Itsunori Onodera, the Japanese Minister of Defense, made the announcement in a media interview, adding that the U.S. has also considered downing North Korean missiles regardless of their intended trajectory if Washington felt they were an “inherent threat.”
North Korean has test-fired missiles at an increasingly rapid pace this year, with at least two sailing over Japan’s northern island of Hokkaido. The tests come amid threats from Pyongyang to “sink” Japan and reduce it to “ashes and darkness” for Tokyo’s support of increased economic sanctions.
Onodera, the Japanese defense official, said that shooting down a missile could be seen as an act of war and added that Japan would be ready to do so if a missile were targeted at an ally. Despite his conservative position on countering missile tests, the Minister of Defense said he supported Trump’s “strong language” against North Korea, including referring to North Korean leader Kim Jong-un “Rocket Man” in his address to the United Nations.
Analyst comment: This represents a substantial departure from Japan’s historic pacifism post-World War II, but it also reflects a growing reality that the country is situated in an increasingly dangerous part of the world, where North Korea pursues nuclear weapons and a nuclear-armed China seeks regional dominance. Japan either has to come into its own or resolve itself to being dominated by potentially belligerent nation-states.
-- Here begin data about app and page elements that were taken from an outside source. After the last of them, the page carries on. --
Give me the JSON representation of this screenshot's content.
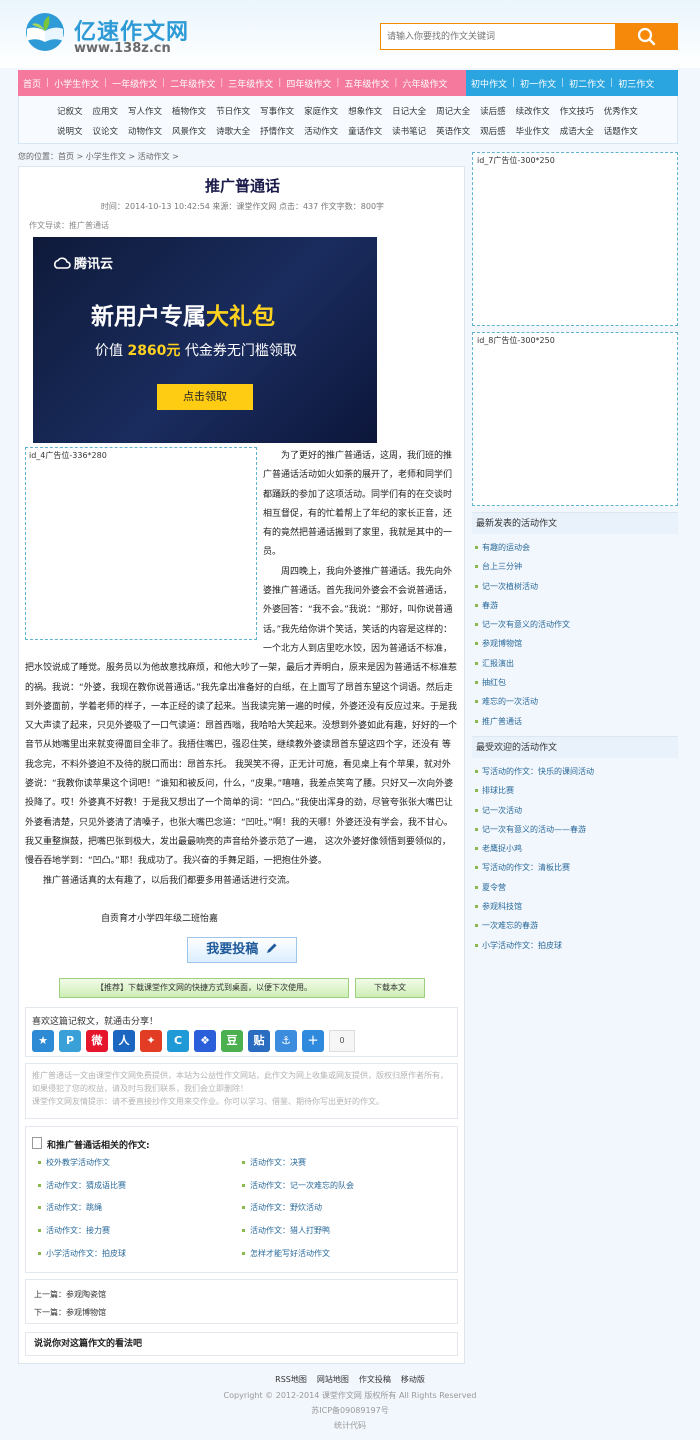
{
  "site": {
    "name": "亿速作文网",
    "url": "www.138z.cn"
  },
  "search": {
    "placeholder": "请输入你要找的作文关键词"
  },
  "nav": {
    "pink": [
      "首页",
      "小学生作文",
      "一年级作文",
      "二年级作文",
      "三年级作文",
      "四年级作文",
      "五年级作文",
      "六年级作文"
    ],
    "blue": [
      "初中作文",
      "初一作文",
      "初二作文",
      "初三作文"
    ]
  },
  "subnav": {
    "row1": [
      "记叙文",
      "应用文",
      "写人作文",
      "植物作文",
      "节日作文",
      "写事作文",
      "家庭作文",
      "想象作文",
      "日记大全",
      "周记大全",
      "读后感",
      "续改作文",
      "作文技巧",
      "优秀作文"
    ],
    "row2": [
      "说明文",
      "议论文",
      "动物作文",
      "风景作文",
      "诗歌大全",
      "抒情作文",
      "活动作文",
      "童话作文",
      "读书笔记",
      "英语作文",
      "观后感",
      "毕业作文",
      "成语大全",
      "话题作文"
    ]
  },
  "breadcrumb": "您的位置：首页 > 小学生作文 > 活动作文 >",
  "article": {
    "title": "推广普通话",
    "meta": "时间：2014-10-13 10:42:54   来源：课堂作文网   点击：437   作文字数：800字",
    "intro": "作文导读：推广普通话",
    "ad_label": "id_4广告位-336*280",
    "paragraphs": [
      "为了更好的推广普通话，这周，我们班的推广普通话活动如火如荼的展开了，老师和同学们都踊跃的参加了这项活动。同学们有的在交谈时相互督促，有的忙着帮上了年纪的家长正音，还有的竟然把普通话搬到了家里，我就是其中的一员。",
      "周四晚上，我向外婆推广普通话。我先向外婆推广普通话。首先我问外婆会不会说普通话，外婆回答：“我不会。”我说：“那好，叫你说普通话。”我先给你讲个笑话，笑话的内容是这样的：一个北方人到店里吃水饺，因为普通话不标准，把水饺说成了睡觉。服务员以为他故意找麻烦，和他大吵了一架，最后才弄明白，原来是因为普通话不标准惹的祸。我说：“外婆，我现在教你说普通话。”我先拿出准备好的白纸，在上面写了昂首东望这个词语。然后走到外婆面前，学着老师的样子，一本正经的读了起来。当我读完第一遍的时候，外婆还没有反应过来。于是我又大声读了起来，只见外婆吸了一口气读道：昂首西嗡，我哈哈大笑起来。没想到外婆如此有趣，好好的一个音节从她嘴里出来就变得面目全非了。我捂住嘴巴，强忍住笑，继续教外婆读昂首东望这四个字，还没有 等我念完，不料外婆迫不及待的脱口而出：昂首东托。 我哭笑不得，正无计可施，看见桌上有个苹果，就对外婆说：“我教你读苹果这个词吧！”谁知和被反问，什么，“皮果。”嘻嘻，我差点笑弯了腰。只好又一次向外婆投降了。哎！外婆真不好教！于是我又想出了一个简单的词：“凹凸。”我使出浑身的劲，尽管夸张张大嘴巴让外婆看清楚，只见外婆清了清嗓子，也张大嘴巴念道：“凹吐。”啊！我的天哪！外婆还没有学会，我不甘心。我又重整旗鼓，把嘴巴张到极大，发出最最响亮的声音给外婆示范了一遍， 这次外婆好像领悟到要领似的，慢吞吞地学到：“凹凸。”耶！我成功了。我兴奋的手舞足蹈，一把抱住外婆。",
      "推广普通话真的太有趣了，以后我们都要多用普通话进行交流。"
    ],
    "signature": "自贡育才小学四年级二班怡嘉",
    "submit_label": "我要投稿",
    "recommend_label": "【推荐】下载课堂作文网的快捷方式到桌面，以便下次使用。",
    "download_label": "下载本文"
  },
  "banner": {
    "brand": "腾讯云",
    "headline_a": "新用户专属",
    "headline_b": "大礼包",
    "sub_a": "价值",
    "sub_b": "2860元",
    "sub_c": "代金券无门槛领取",
    "button": "点击领取"
  },
  "share": {
    "title": "喜欢这篇记叙文，就通击分享！",
    "count": "0"
  },
  "disclaimer": {
    "line1": "推广普通话一文由课堂作文网免费提供，本站为公益性作文网站，此作文为网上收集或网友提供，版权归原作者所有，如果侵犯了您的权益，请及时与我们联系，我们会立即删除！",
    "line2": "课堂作文网友情提示：请不要直接抄作文用来交作业。你可以学习、借鉴、期待你写出更好的作文。"
  },
  "related": {
    "title": "和推广普通话相关的作文:",
    "left": [
      "校外教学活动作文",
      "活动作文：猜成语比赛",
      "活动作文：跳绳",
      "活动作文：接力赛",
      "小学活动作文：拍皮球"
    ],
    "right": [
      "活动作文：决赛",
      "活动作文：记一次难忘的队会",
      "活动作文：野炊活动",
      "活动作文：猎人打野鸭",
      "怎样才能写好活动作文"
    ]
  },
  "prevnext": {
    "prev": "上一篇：参观陶瓷馆",
    "next": "下一篇：参观博物馆"
  },
  "comment": "说说你对这篇作文的看法吧",
  "sidebar": {
    "ad7": "id_7广告位-300*250",
    "ad8": "id_8广告位-300*250",
    "latest_title": "最新发表的活动作文",
    "latest": [
      "有趣的运动会",
      "台上三分钟",
      "记一次植树活动",
      "春游",
      "记一次有意义的活动作文",
      "参观博物馆",
      "汇报演出",
      "抽红包",
      "难忘的一次活动",
      "推广普通话"
    ],
    "popular_title": "最受欢迎的活动作文",
    "popular": [
      "写活动的作文：快乐的课间活动",
      "排球比赛",
      "记一次活动",
      "记一次有意义的活动——春游",
      "老鹰捉小鸡",
      "写活动的作文：清板比赛",
      "夏令营",
      "参观科技馆",
      "一次难忘的春游",
      "小学活动作文：拍皮球"
    ]
  },
  "footer": {
    "links": [
      "RSS地图",
      "网站地图",
      "作文投稿",
      "移动版"
    ],
    "copyright": "Copyright © 2012-2014  课堂作文网  版权所有 All Rights Reserved",
    "icp": "苏ICP备09089197号",
    "stats": "统计代码"
  },
  "colors": {
    "nav_pink": "#f4799c",
    "nav_blue": "#2aa5e0",
    "search_orange": "#f7890a",
    "link": "#2a6a9a"
  }
}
Why it’s on our radar: Information in this article helps satisfy Priority Intelligence Requirement 3: What are the latest indicators of a U.S.-North Korea war? Each week in our Strategic Intelligence Summary, we gauge the likelihood and scope of conflict with Russia, China, North Korea, and in the Middle East, and track the latest developments in each region. Subscribe here to receive our premium intelligence products prepared by Intelligence and special operations veterans.